▶ **TASK**: In the entries below, spot each line with the word "title" and copy it.

▶ **INPUT FOR THIS TASK**:

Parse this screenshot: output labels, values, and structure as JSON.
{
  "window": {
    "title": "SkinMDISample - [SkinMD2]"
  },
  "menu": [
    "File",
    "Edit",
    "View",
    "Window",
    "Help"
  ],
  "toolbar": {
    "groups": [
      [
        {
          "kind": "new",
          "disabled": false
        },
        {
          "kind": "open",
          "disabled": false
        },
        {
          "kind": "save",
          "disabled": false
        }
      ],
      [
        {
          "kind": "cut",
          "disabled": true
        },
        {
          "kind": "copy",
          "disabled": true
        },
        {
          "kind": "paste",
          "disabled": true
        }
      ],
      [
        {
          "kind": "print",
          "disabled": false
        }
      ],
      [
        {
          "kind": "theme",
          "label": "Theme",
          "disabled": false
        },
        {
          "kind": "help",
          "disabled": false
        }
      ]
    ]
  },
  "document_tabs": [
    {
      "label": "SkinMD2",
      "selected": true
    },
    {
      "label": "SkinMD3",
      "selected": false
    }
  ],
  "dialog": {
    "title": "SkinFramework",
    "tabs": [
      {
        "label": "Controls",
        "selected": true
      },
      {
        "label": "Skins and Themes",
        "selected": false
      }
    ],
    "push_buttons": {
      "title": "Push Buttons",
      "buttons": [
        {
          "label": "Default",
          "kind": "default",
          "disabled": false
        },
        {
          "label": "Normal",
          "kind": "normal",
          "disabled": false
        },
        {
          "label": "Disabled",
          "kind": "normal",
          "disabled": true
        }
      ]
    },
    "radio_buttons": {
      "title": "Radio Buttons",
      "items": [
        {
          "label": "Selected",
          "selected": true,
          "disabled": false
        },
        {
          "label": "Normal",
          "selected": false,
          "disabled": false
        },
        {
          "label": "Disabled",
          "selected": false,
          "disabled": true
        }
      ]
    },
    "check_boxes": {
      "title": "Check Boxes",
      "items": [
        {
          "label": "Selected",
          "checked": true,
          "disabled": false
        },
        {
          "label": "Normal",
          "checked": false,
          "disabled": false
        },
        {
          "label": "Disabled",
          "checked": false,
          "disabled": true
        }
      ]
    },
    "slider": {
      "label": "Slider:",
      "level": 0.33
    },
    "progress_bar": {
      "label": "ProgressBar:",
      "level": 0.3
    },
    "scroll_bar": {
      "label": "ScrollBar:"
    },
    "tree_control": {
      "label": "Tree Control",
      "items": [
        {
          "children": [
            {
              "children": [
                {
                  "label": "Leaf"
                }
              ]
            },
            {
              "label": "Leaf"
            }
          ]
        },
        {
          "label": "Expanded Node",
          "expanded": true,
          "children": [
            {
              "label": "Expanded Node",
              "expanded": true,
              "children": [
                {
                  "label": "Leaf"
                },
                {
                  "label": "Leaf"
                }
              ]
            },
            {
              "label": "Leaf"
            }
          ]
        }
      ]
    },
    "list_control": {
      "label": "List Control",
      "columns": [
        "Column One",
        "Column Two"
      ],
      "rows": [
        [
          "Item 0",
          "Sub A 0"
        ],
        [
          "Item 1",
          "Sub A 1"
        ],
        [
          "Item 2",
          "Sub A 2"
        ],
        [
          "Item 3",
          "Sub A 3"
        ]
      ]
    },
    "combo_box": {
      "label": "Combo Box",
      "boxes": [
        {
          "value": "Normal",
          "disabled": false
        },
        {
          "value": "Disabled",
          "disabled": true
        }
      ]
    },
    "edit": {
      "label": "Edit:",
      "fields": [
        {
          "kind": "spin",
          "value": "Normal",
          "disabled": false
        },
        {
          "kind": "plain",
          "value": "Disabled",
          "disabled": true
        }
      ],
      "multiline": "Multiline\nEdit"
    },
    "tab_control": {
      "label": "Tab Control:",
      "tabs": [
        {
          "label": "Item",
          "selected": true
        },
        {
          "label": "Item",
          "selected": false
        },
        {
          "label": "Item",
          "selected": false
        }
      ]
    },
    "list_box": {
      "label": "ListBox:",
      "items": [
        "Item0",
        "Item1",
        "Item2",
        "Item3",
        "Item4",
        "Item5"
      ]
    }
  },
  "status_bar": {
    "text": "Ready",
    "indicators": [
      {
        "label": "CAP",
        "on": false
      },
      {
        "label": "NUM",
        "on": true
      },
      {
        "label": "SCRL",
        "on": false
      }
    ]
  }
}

▶ **RESPONSE TO THE TASK**:
    "title": "SkinMDISample - [SkinMD2]"
    "title": "SkinFramework",
      "title": "Push Buttons",
      "title": "Radio Buttons",
      "title": "Check Boxes",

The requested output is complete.